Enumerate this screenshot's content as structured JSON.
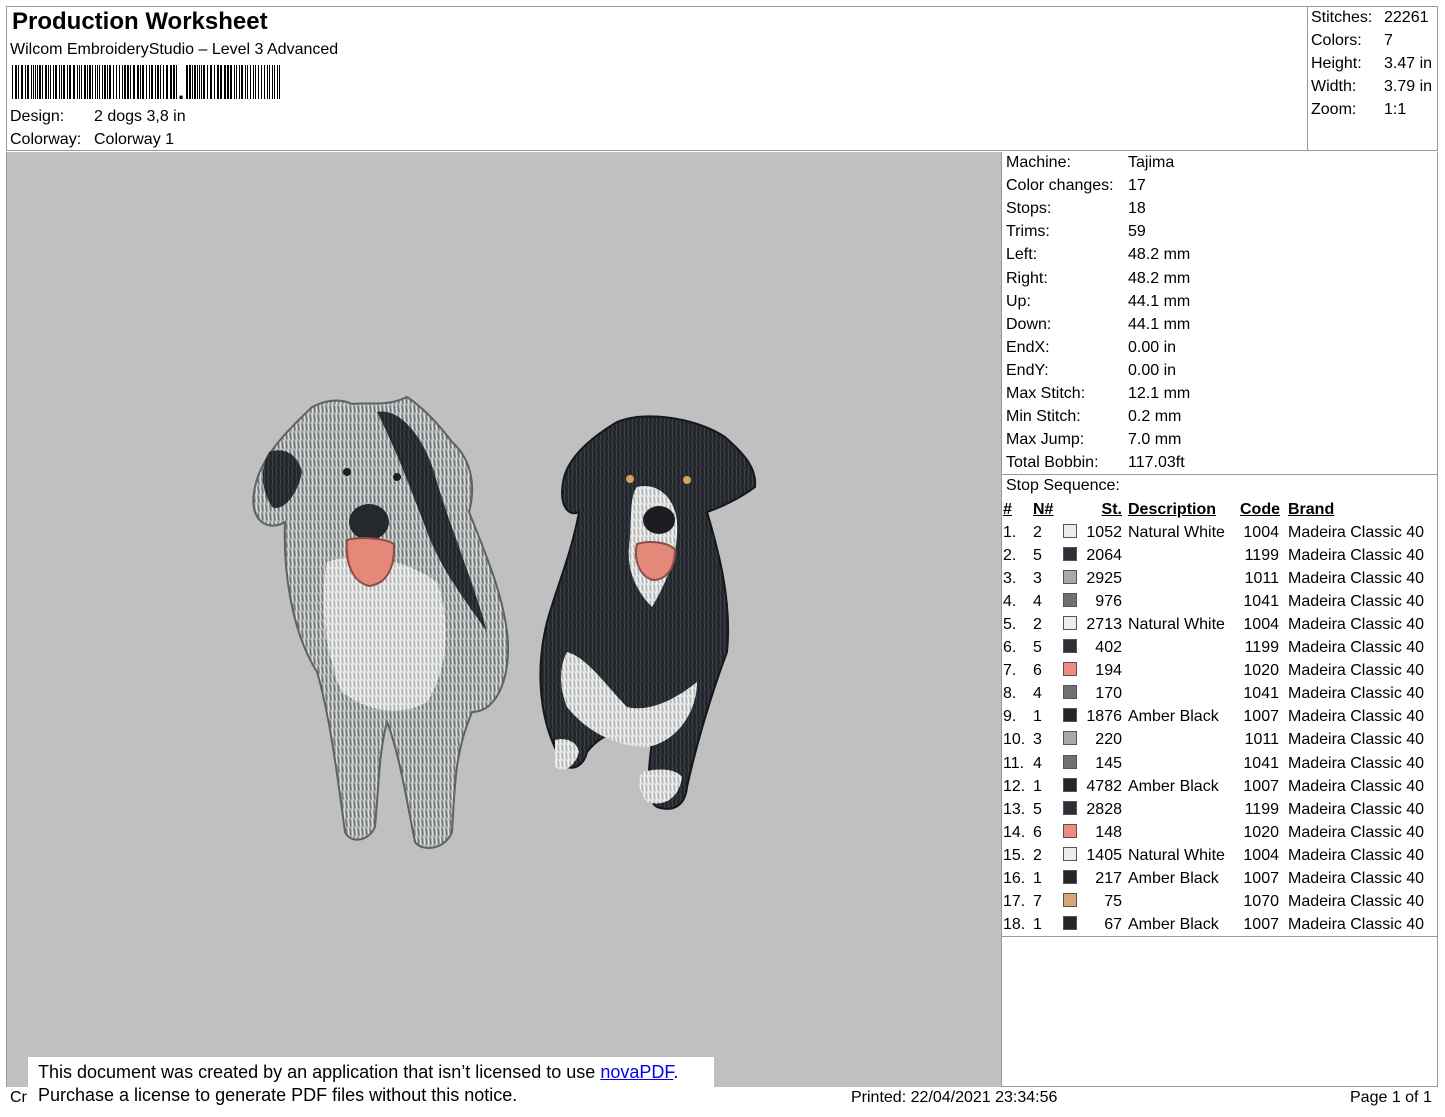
{
  "header": {
    "title": "Production Worksheet",
    "software": "Wilcom EmbroideryStudio – Level 3 Advanced",
    "design_label": "Design:",
    "design_value": "2 dogs 3,8 in",
    "colorway_label": "Colorway:",
    "colorway_value": "Colorway 1"
  },
  "summary": [
    {
      "label": "Stitches:",
      "value": "22261"
    },
    {
      "label": "Colors:",
      "value": "7"
    },
    {
      "label": "Height:",
      "value": "3.47 in"
    },
    {
      "label": "Width:",
      "value": "3.79 in"
    },
    {
      "label": "Zoom:",
      "value": "1:1"
    }
  ],
  "machine_info": [
    {
      "label": "Machine:",
      "value": "Tajima"
    },
    {
      "label": "Color changes:",
      "value": "17"
    },
    {
      "label": "Stops:",
      "value": "18"
    },
    {
      "label": "Trims:",
      "value": "59"
    },
    {
      "label": "Left:",
      "value": "48.2 mm"
    },
    {
      "label": "Right:",
      "value": "48.2 mm"
    },
    {
      "label": "Up:",
      "value": "44.1 mm"
    },
    {
      "label": "Down:",
      "value": "44.1 mm"
    },
    {
      "label": "EndX:",
      "value": "0.00 in"
    },
    {
      "label": "EndY:",
      "value": "0.00 in"
    },
    {
      "label": "Max Stitch:",
      "value": "12.1 mm"
    },
    {
      "label": "Min Stitch:",
      "value": "0.2 mm"
    },
    {
      "label": "Max Jump:",
      "value": "7.0 mm"
    },
    {
      "label": "Total Bobbin:",
      "value": "117.03ft"
    }
  ],
  "stop_sequence": {
    "title": "Stop Sequence:",
    "headers": [
      "#",
      "N#",
      "St.",
      "Description",
      "Code",
      "Brand"
    ],
    "rows": [
      {
        "n": "1.",
        "needle": "2",
        "color": "#ececec",
        "st": "1052",
        "desc": "Natural White",
        "code": "1004",
        "brand": "Madeira Classic 40"
      },
      {
        "n": "2.",
        "needle": "5",
        "color": "#2b2f36",
        "st": "2064",
        "desc": "",
        "code": "1199",
        "brand": "Madeira Classic 40"
      },
      {
        "n": "3.",
        "needle": "3",
        "color": "#a9aaa8",
        "st": "2925",
        "desc": "",
        "code": "1011",
        "brand": "Madeira Classic 40"
      },
      {
        "n": "4.",
        "needle": "4",
        "color": "#6d7075",
        "st": "976",
        "desc": "",
        "code": "1041",
        "brand": "Madeira Classic 40"
      },
      {
        "n": "5.",
        "needle": "2",
        "color": "#ececec",
        "st": "2713",
        "desc": "Natural White",
        "code": "1004",
        "brand": "Madeira Classic 40"
      },
      {
        "n": "6.",
        "needle": "5",
        "color": "#2b2f36",
        "st": "402",
        "desc": "",
        "code": "1199",
        "brand": "Madeira Classic 40"
      },
      {
        "n": "7.",
        "needle": "6",
        "color": "#f08a7e",
        "st": "194",
        "desc": "",
        "code": "1020",
        "brand": "Madeira Classic 40"
      },
      {
        "n": "8.",
        "needle": "4",
        "color": "#6d7075",
        "st": "170",
        "desc": "",
        "code": "1041",
        "brand": "Madeira Classic 40"
      },
      {
        "n": "9.",
        "needle": "1",
        "color": "#252525",
        "st": "1876",
        "desc": "Amber Black",
        "code": "1007",
        "brand": "Madeira Classic 40"
      },
      {
        "n": "10.",
        "needle": "3",
        "color": "#a9aaa8",
        "st": "220",
        "desc": "",
        "code": "1011",
        "brand": "Madeira Classic 40"
      },
      {
        "n": "11.",
        "needle": "4",
        "color": "#6d7075",
        "st": "145",
        "desc": "",
        "code": "1041",
        "brand": "Madeira Classic 40"
      },
      {
        "n": "12.",
        "needle": "1",
        "color": "#252525",
        "st": "4782",
        "desc": "Amber Black",
        "code": "1007",
        "brand": "Madeira Classic 40"
      },
      {
        "n": "13.",
        "needle": "5",
        "color": "#2b2f36",
        "st": "2828",
        "desc": "",
        "code": "1199",
        "brand": "Madeira Classic 40"
      },
      {
        "n": "14.",
        "needle": "6",
        "color": "#f08a7e",
        "st": "148",
        "desc": "",
        "code": "1020",
        "brand": "Madeira Classic 40"
      },
      {
        "n": "15.",
        "needle": "2",
        "color": "#ececec",
        "st": "1405",
        "desc": "Natural White",
        "code": "1004",
        "brand": "Madeira Classic 40"
      },
      {
        "n": "16.",
        "needle": "1",
        "color": "#252525",
        "st": "217",
        "desc": "Amber Black",
        "code": "1007",
        "brand": "Madeira Classic 40"
      },
      {
        "n": "17.",
        "needle": "7",
        "color": "#d4a872",
        "st": "75",
        "desc": "",
        "code": "1070",
        "brand": "Madeira Classic 40"
      },
      {
        "n": "18.",
        "needle": "1",
        "color": "#252525",
        "st": "67",
        "desc": "Amber Black",
        "code": "1007",
        "brand": "Madeira Classic 40"
      }
    ]
  },
  "footer": {
    "left_fragment": "Cr",
    "printed": "Printed: 22/04/2021 23:34:56",
    "page": "Page 1 of 1"
  },
  "notice": {
    "line1_prefix": "This document was created by an application that isn’t licensed to use ",
    "link": "novaPDF",
    "line1_suffix": ".",
    "line2": "Purchase a license to generate PDF files without this notice."
  },
  "colors": {
    "preview_background": "#c0c0c0",
    "frame": "#999999"
  }
}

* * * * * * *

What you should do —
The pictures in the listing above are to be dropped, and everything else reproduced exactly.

Reply to the task —
Enumerate this screenshot's content as structured JSON.
{
  "header": {
    "title": "Production Worksheet",
    "software": "Wilcom EmbroideryStudio – Level 3 Advanced",
    "design_label": "Design:",
    "design_value": "2 dogs 3,8 in",
    "colorway_label": "Colorway:",
    "colorway_value": "Colorway 1"
  },
  "summary": [
    {
      "label": "Stitches:",
      "value": "22261"
    },
    {
      "label": "Colors:",
      "value": "7"
    },
    {
      "label": "Height:",
      "value": "3.47 in"
    },
    {
      "label": "Width:",
      "value": "3.79 in"
    },
    {
      "label": "Zoom:",
      "value": "1:1"
    }
  ],
  "machine_info": [
    {
      "label": "Machine:",
      "value": "Tajima"
    },
    {
      "label": "Color changes:",
      "value": "17"
    },
    {
      "label": "Stops:",
      "value": "18"
    },
    {
      "label": "Trims:",
      "value": "59"
    },
    {
      "label": "Left:",
      "value": "48.2 mm"
    },
    {
      "label": "Right:",
      "value": "48.2 mm"
    },
    {
      "label": "Up:",
      "value": "44.1 mm"
    },
    {
      "label": "Down:",
      "value": "44.1 mm"
    },
    {
      "label": "EndX:",
      "value": "0.00 in"
    },
    {
      "label": "EndY:",
      "value": "0.00 in"
    },
    {
      "label": "Max Stitch:",
      "value": "12.1 mm"
    },
    {
      "label": "Min Stitch:",
      "value": "0.2 mm"
    },
    {
      "label": "Max Jump:",
      "value": "7.0 mm"
    },
    {
      "label": "Total Bobbin:",
      "value": "117.03ft"
    }
  ],
  "stop_sequence": {
    "title": "Stop Sequence:",
    "headers": [
      "#",
      "N#",
      "St.",
      "Description",
      "Code",
      "Brand"
    ],
    "rows": [
      {
        "n": "1.",
        "needle": "2",
        "color": "#ececec",
        "st": "1052",
        "desc": "Natural White",
        "code": "1004",
        "brand": "Madeira Classic 40"
      },
      {
        "n": "2.",
        "needle": "5",
        "color": "#2b2f36",
        "st": "2064",
        "desc": "",
        "code": "1199",
        "brand": "Madeira Classic 40"
      },
      {
        "n": "3.",
        "needle": "3",
        "color": "#a9aaa8",
        "st": "2925",
        "desc": "",
        "code": "1011",
        "brand": "Madeira Classic 40"
      },
      {
        "n": "4.",
        "needle": "4",
        "color": "#6d7075",
        "st": "976",
        "desc": "",
        "code": "1041",
        "brand": "Madeira Classic 40"
      },
      {
        "n": "5.",
        "needle": "2",
        "color": "#ececec",
        "st": "2713",
        "desc": "Natural White",
        "code": "1004",
        "brand": "Madeira Classic 40"
      },
      {
        "n": "6.",
        "needle": "5",
        "color": "#2b2f36",
        "st": "402",
        "desc": "",
        "code": "1199",
        "brand": "Madeira Classic 40"
      },
      {
        "n": "7.",
        "needle": "6",
        "color": "#f08a7e",
        "st": "194",
        "desc": "",
        "code": "1020",
        "brand": "Madeira Classic 40"
      },
      {
        "n": "8.",
        "needle": "4",
        "color": "#6d7075",
        "st": "170",
        "desc": "",
        "code": "1041",
        "brand": "Madeira Classic 40"
      },
      {
        "n": "9.",
        "needle": "1",
        "color": "#252525",
        "st": "1876",
        "desc": "Amber Black",
        "code": "1007",
        "brand": "Madeira Classic 40"
      },
      {
        "n": "10.",
        "needle": "3",
        "color": "#a9aaa8",
        "st": "220",
        "desc": "",
        "code": "1011",
        "brand": "Madeira Classic 40"
      },
      {
        "n": "11.",
        "needle": "4",
        "color": "#6d7075",
        "st": "145",
        "desc": "",
        "code": "1041",
        "brand": "Madeira Classic 40"
      },
      {
        "n": "12.",
        "needle": "1",
        "color": "#252525",
        "st": "4782",
        "desc": "Amber Black",
        "code": "1007",
        "brand": "Madeira Classic 40"
      },
      {
        "n": "13.",
        "needle": "5",
        "color": "#2b2f36",
        "st": "2828",
        "desc": "",
        "code": "1199",
        "brand": "Madeira Classic 40"
      },
      {
        "n": "14.",
        "needle": "6",
        "color": "#f08a7e",
        "st": "148",
        "desc": "",
        "code": "1020",
        "brand": "Madeira Classic 40"
      },
      {
        "n": "15.",
        "needle": "2",
        "color": "#ececec",
        "st": "1405",
        "desc": "Natural White",
        "code": "1004",
        "brand": "Madeira Classic 40"
      },
      {
        "n": "16.",
        "needle": "1",
        "color": "#252525",
        "st": "217",
        "desc": "Amber Black",
        "code": "1007",
        "brand": "Madeira Classic 40"
      },
      {
        "n": "17.",
        "needle": "7",
        "color": "#d4a872",
        "st": "75",
        "desc": "",
        "code": "1070",
        "brand": "Madeira Classic 40"
      },
      {
        "n": "18.",
        "needle": "1",
        "color": "#252525",
        "st": "67",
        "desc": "Amber Black",
        "code": "1007",
        "brand": "Madeira Classic 40"
      }
    ]
  },
  "footer": {
    "left_fragment": "Cr",
    "printed": "Printed: 22/04/2021 23:34:56",
    "page": "Page 1 of 1"
  },
  "notice": {
    "line1_prefix": "This document was created by an application that isn’t licensed to use ",
    "link": "novaPDF",
    "line1_suffix": ".",
    "line2": "Purchase a license to generate PDF files without this notice."
  },
  "colors": {
    "preview_background": "#c0c0c0",
    "frame": "#999999"
  }
}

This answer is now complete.